There was an interesting session on epigenetics at ASCB this evening. Epigenetics is a term with a slippery definition, but it is basically the study of changes to the way the genome is managed that are heritable but generally don’t affect the genome sequence itself. A lot of research in this area looks at the histone proteins around which DNA wraps, and the specific chemical modifications that can be made to them that in turn appear to affect gene expression in a persistent way.

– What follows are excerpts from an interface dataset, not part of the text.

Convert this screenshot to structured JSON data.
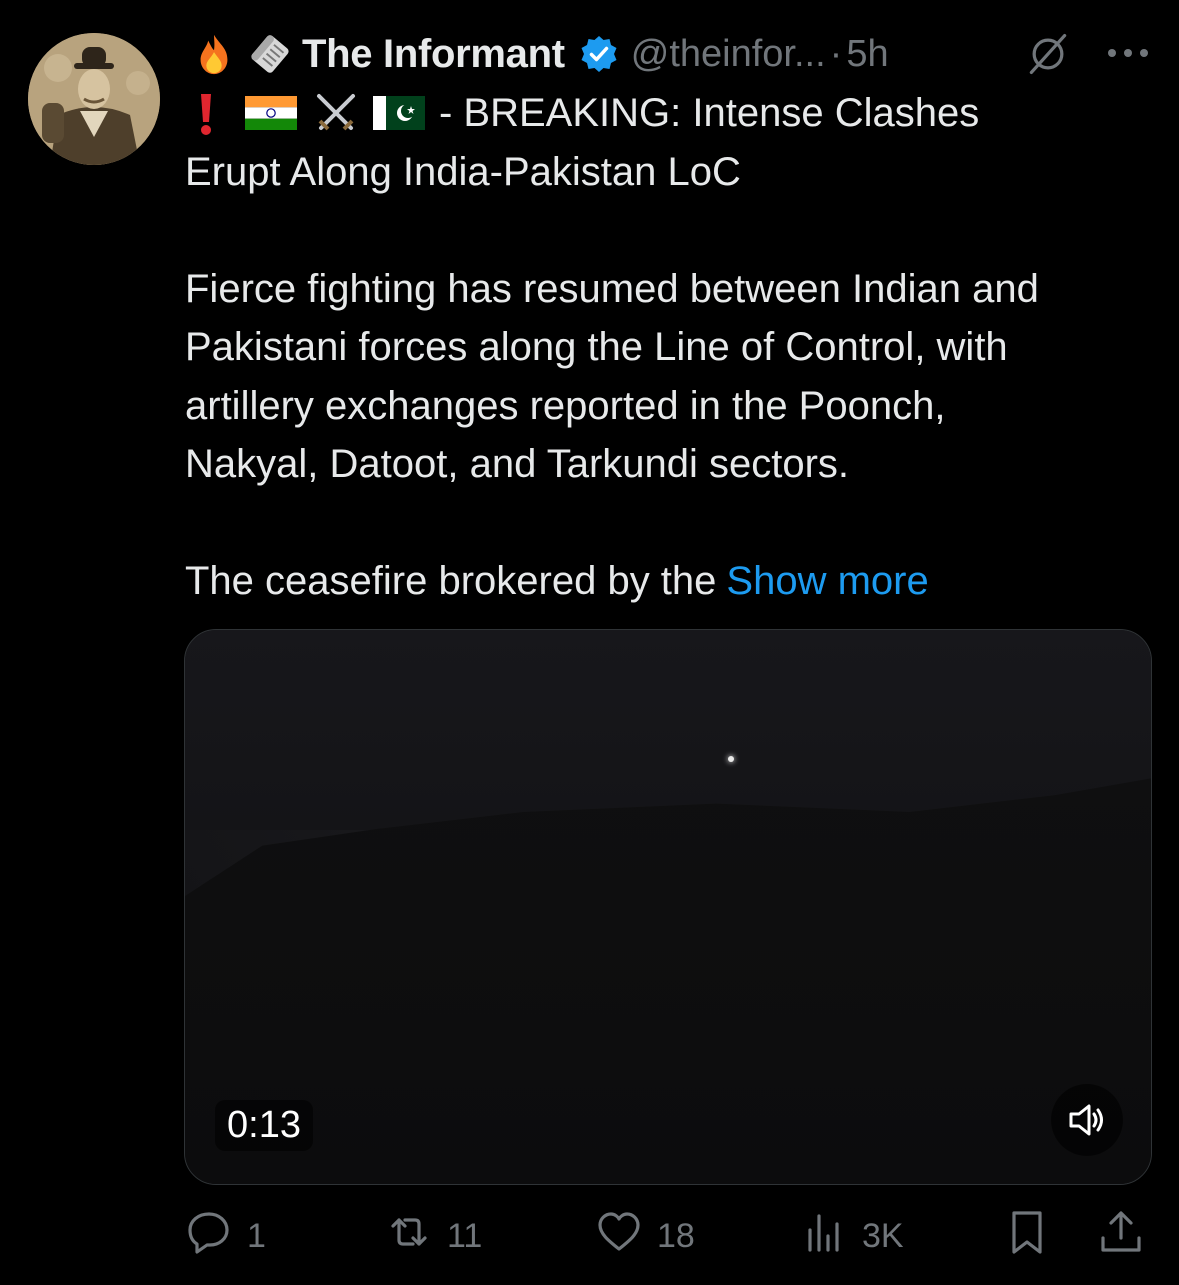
{
  "author": {
    "display_name": "The Informant",
    "handle": "@theinfor...",
    "separator": "·",
    "time": "5h",
    "verified": true
  },
  "icons": {
    "name_prefix": [
      "fire-icon",
      "rolled-newspaper-icon"
    ],
    "headline_prefix": [
      "exclamation-icon",
      "india-flag-icon",
      "crossed-swords-icon",
      "pakistan-flag-icon"
    ],
    "header_right": [
      "grok-icon",
      "more-icon"
    ]
  },
  "post": {
    "headline_line1_suffix": "- BREAKING: Intense Clashes",
    "headline_line2": "Erupt Along India-Pakistan LoC",
    "paragraph1": [
      "Fierce fighting has resumed between Indian and",
      "Pakistani forces along the Line of Control, with",
      "artillery exchanges reported in the Poonch,",
      "Nakyal, Datoot, and Tarkundi sectors."
    ],
    "paragraph2": "The ceasefire brokered by the",
    "show_more": "Show more"
  },
  "media": {
    "duration": "0:13",
    "sound_icon": "speaker-muted-icon"
  },
  "actions": {
    "replies": "1",
    "reposts": "11",
    "likes": "18",
    "views": "3K"
  },
  "colors": {
    "background": "#000000",
    "text": "#e7e9ea",
    "secondary": "#71767b",
    "accent": "#1d9bf0"
  }
}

One talk by David Katz, a postdoc at Emory focused on specific modifcations made to histones in the germline of an organism – that is the cells that become eggs or sperm and lead to future offspring. Katz works with Caenorhabditis elegans, a roundworm. He looked at methylation on Histone H3. Apparently in developing C. elegans practically every cell shows a good deal of methylation of H3 at the fourth lysine residue (K4). H3K4 is not methylated in the germ cells. Without methylation at this specific spot, the genes that wrap around the histones are more likely to be silenced, which is normal for germ cells. They won’t be needed for a while, so why express them. So, Katz looked to see what happened if he disrupted a so-called demethylase gene that removes these methyl marks. It appeared to have absolutely no effect in the first generation, but after following more than 20 generations of the mutant worms, he noticed that their fertility was dropping off to the point that by the 26th generation (if I saw the graph correctly) the worms are practically sterile. Their oogenesis was highly abnormal. If these results are easily confirmed it is another powerful statement for the effects epigenetic changes might have on the germline over a number of generations, a startling testament to the sometimes slow and subtle effects of epigenetics on reproductive health.

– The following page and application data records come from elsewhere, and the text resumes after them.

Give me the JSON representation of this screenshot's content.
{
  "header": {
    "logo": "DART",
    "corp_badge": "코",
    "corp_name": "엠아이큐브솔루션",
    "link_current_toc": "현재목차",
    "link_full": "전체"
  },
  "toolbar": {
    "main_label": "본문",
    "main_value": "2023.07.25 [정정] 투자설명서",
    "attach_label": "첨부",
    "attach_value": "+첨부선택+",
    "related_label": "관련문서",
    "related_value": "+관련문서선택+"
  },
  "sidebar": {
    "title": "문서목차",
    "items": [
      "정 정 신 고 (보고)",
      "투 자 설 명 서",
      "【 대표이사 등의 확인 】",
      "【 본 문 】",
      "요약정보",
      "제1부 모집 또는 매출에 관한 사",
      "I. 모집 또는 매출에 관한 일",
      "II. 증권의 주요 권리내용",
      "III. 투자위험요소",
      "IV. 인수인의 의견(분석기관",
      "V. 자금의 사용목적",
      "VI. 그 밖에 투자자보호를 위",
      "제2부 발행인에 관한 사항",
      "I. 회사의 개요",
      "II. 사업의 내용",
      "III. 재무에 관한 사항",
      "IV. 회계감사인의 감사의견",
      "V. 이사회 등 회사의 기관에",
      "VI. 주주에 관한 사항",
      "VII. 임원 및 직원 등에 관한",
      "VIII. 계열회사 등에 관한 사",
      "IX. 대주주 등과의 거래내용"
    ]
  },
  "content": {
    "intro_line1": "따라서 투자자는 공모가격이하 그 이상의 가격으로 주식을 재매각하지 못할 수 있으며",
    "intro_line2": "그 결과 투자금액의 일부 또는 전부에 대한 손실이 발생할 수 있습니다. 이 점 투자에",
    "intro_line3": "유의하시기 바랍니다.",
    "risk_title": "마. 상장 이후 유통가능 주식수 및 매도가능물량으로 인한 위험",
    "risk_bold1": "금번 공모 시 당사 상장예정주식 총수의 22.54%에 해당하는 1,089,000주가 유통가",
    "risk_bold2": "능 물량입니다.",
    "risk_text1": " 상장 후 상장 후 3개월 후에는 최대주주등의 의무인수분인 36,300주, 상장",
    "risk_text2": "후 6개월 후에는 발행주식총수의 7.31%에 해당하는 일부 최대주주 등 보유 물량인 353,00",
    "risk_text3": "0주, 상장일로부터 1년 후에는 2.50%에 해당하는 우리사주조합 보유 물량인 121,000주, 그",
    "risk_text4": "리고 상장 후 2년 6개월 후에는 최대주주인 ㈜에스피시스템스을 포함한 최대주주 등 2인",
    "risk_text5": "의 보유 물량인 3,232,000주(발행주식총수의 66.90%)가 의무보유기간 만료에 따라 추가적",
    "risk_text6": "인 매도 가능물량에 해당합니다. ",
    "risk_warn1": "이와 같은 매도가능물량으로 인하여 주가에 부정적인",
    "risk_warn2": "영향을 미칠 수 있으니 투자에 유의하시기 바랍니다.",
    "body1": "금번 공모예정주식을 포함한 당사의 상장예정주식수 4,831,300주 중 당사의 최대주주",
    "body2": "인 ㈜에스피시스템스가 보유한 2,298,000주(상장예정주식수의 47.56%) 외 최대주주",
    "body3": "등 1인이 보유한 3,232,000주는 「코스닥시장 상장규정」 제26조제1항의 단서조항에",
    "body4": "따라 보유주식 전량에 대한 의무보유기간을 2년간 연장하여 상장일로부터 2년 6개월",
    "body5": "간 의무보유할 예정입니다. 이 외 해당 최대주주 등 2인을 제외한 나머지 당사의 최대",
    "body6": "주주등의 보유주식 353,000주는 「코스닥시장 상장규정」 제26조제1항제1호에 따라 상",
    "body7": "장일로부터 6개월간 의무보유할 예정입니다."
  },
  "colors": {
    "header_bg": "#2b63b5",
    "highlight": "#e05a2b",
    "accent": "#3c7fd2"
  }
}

A talk later in the evening focused on histone variants associated with DNA damage and how they co-localize with other DNA damage associated proteins. Unfortunately, however, her powerpoint presentation failed to show any red coloured figures. I’ve never seen anyone’s presentation get so derailed by a technical difficulty. Green spots that revealed the location of one DNA repair protein showed up fine, but the red spots that were supposed to show us where the histones appeared in the cell simply weren’t there. It was impossible to understand what she was trying to show. Eventually she got the presentation working. An Apple computer apparently got her back on track, apparently. But during the minor meltdown, someone behind me commented to a colleague, “Now you know what it’s like to be red/green colour blind.” It is amazing to me that so many people present microarray heat maps and cell biological information in red and green with out considering the 7% to 10% of folks (almost all of them male) that can’t distinguish the two.